§ What the exercise asks: Copy the whole listing below exactly.

§ Exercise input:
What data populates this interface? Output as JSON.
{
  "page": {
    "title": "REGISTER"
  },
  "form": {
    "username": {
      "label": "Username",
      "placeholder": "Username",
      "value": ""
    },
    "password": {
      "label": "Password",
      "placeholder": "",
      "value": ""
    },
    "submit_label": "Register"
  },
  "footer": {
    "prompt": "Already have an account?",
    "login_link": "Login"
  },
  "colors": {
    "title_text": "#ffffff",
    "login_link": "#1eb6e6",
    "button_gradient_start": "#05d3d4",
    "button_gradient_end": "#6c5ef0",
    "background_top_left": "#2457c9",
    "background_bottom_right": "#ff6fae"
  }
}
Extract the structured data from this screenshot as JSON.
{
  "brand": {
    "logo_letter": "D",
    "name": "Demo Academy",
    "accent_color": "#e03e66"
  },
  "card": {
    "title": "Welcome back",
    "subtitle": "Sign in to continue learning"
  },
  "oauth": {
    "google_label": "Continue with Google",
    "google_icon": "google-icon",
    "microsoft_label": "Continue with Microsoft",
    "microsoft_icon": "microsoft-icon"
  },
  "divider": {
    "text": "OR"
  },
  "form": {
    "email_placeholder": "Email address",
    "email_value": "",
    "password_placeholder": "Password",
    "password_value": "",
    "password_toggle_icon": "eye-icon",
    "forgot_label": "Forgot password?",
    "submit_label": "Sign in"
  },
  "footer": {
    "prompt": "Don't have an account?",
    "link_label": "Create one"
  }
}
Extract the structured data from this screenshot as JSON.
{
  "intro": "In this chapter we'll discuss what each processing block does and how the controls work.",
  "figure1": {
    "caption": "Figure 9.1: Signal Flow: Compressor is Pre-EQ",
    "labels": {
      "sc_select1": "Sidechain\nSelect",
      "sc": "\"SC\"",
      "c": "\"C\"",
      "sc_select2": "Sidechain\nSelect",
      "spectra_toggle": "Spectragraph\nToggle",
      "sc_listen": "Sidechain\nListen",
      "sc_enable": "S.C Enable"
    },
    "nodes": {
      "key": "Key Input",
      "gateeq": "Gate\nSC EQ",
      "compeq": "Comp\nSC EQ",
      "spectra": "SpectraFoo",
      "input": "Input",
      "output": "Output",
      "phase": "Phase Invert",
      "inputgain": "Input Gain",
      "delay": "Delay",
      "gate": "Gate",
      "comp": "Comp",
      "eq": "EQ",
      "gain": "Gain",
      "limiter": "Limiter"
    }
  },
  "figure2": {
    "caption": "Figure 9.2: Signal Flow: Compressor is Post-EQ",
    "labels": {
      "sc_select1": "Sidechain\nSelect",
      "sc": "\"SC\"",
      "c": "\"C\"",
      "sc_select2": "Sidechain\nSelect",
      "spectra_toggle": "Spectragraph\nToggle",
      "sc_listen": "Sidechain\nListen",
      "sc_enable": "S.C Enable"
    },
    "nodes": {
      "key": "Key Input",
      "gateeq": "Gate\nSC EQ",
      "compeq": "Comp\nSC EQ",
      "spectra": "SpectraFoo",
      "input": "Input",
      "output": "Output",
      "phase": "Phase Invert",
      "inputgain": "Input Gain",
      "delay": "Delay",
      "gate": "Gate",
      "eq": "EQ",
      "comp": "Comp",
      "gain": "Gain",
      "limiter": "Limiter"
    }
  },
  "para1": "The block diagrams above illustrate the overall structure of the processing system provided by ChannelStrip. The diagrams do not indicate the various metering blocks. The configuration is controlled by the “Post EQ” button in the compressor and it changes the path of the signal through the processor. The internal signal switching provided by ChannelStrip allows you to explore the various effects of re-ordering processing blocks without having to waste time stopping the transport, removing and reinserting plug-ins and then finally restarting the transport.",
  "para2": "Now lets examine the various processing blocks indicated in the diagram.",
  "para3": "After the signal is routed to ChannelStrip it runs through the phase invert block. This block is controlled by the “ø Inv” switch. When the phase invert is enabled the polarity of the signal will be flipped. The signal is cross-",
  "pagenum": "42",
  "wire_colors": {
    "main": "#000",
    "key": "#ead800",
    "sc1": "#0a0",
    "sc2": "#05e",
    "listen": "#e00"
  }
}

§ Expected output:
What data populates this interface? Output as JSON.
{
  "page": {
    "title": "REGISTER"
  },
  "form": {
    "username": {
      "label": "Username",
      "placeholder": "Username",
      "value": ""
    },
    "password": {
      "label": "Password",
      "placeholder": "",
      "value": ""
    },
    "submit_label": "Register"
  },
  "footer": {
    "prompt": "Already have an account?",
    "login_link": "Login"
  },
  "colors": {
    "title_text": "#ffffff",
    "login_link": "#1eb6e6",
    "button_gradient_start": "#05d3d4",
    "button_gradient_end": "#6c5ef0",
    "background_top_left": "#2457c9",
    "background_bottom_right": "#ff6fae"
  }
}
Extract the structured data from this screenshot as JSON.
{
  "brand": {
    "logo_letter": "D",
    "name": "Demo Academy",
    "accent_color": "#e03e66"
  },
  "card": {
    "title": "Welcome back",
    "subtitle": "Sign in to continue learning"
  },
  "oauth": {
    "google_label": "Continue with Google",
    "google_icon": "google-icon",
    "microsoft_label": "Continue with Microsoft",
    "microsoft_icon": "microsoft-icon"
  },
  "divider": {
    "text": "OR"
  },
  "form": {
    "email_placeholder": "Email address",
    "email_value": "",
    "password_placeholder": "Password",
    "password_value": "",
    "password_toggle_icon": "eye-icon",
    "forgot_label": "Forgot password?",
    "submit_label": "Sign in"
  },
  "footer": {
    "prompt": "Don't have an account?",
    "link_label": "Create one"
  }
}
Extract the structured data from this screenshot as JSON.
{
  "intro": "In this chapter we'll discuss what each processing block does and how the controls work.",
  "figure1": {
    "caption": "Figure 9.1: Signal Flow: Compressor is Pre-EQ",
    "labels": {
      "sc_select1": "Sidechain\nSelect",
      "sc": "\"SC\"",
      "c": "\"C\"",
      "sc_select2": "Sidechain\nSelect",
      "spectra_toggle": "Spectragraph\nToggle",
      "sc_listen": "Sidechain\nListen",
      "sc_enable": "S.C Enable"
    },
    "nodes": {
      "key": "Key Input",
      "gateeq": "Gate\nSC EQ",
      "compeq": "Comp\nSC EQ",
      "spectra": "SpectraFoo",
      "input": "Input",
      "output": "Output",
      "phase": "Phase Invert",
      "inputgain": "Input Gain",
      "delay": "Delay",
      "gate": "Gate",
      "comp": "Comp",
      "eq": "EQ",
      "gain": "Gain",
      "limiter": "Limiter"
    }
  },
  "figure2": {
    "caption": "Figure 9.2: Signal Flow: Compressor is Post-EQ",
    "labels": {
      "sc_select1": "Sidechain\nSelect",
      "sc": "\"SC\"",
      "c": "\"C\"",
      "sc_select2": "Sidechain\nSelect",
      "spectra_toggle": "Spectragraph\nToggle",
      "sc_listen": "Sidechain\nListen",
      "sc_enable": "S.C Enable"
    },
    "nodes": {
      "key": "Key Input",
      "gateeq": "Gate\nSC EQ",
      "compeq": "Comp\nSC EQ",
      "spectra": "SpectraFoo",
      "input": "Input",
      "output": "Output",
      "phase": "Phase Invert",
      "inputgain": "Input Gain",
      "delay": "Delay",
      "gate": "Gate",
      "eq": "EQ",
      "comp": "Comp",
      "gain": "Gain",
      "limiter": "Limiter"
    }
  },
  "para1": "The block diagrams above illustrate the overall structure of the processing system provided by ChannelStrip. The diagrams do not indicate the various metering blocks. The configuration is controlled by the “Post EQ” button in the compressor and it changes the path of the signal through the processor. The internal signal switching provided by ChannelStrip allows you to explore the various effects of re-ordering processing blocks without having to waste time stopping the transport, removing and reinserting plug-ins and then finally restarting the transport.",
  "para2": "Now lets examine the various processing blocks indicated in the diagram.",
  "para3": "After the signal is routed to ChannelStrip it runs through the phase invert block. This block is controlled by the “ø Inv” switch. When the phase invert is enabled the polarity of the signal will be flipped. The signal is cross-",
  "pagenum": "42",
  "wire_colors": {
    "main": "#000",
    "key": "#ead800",
    "sc1": "#0a0",
    "sc2": "#05e",
    "listen": "#e00"
  }
}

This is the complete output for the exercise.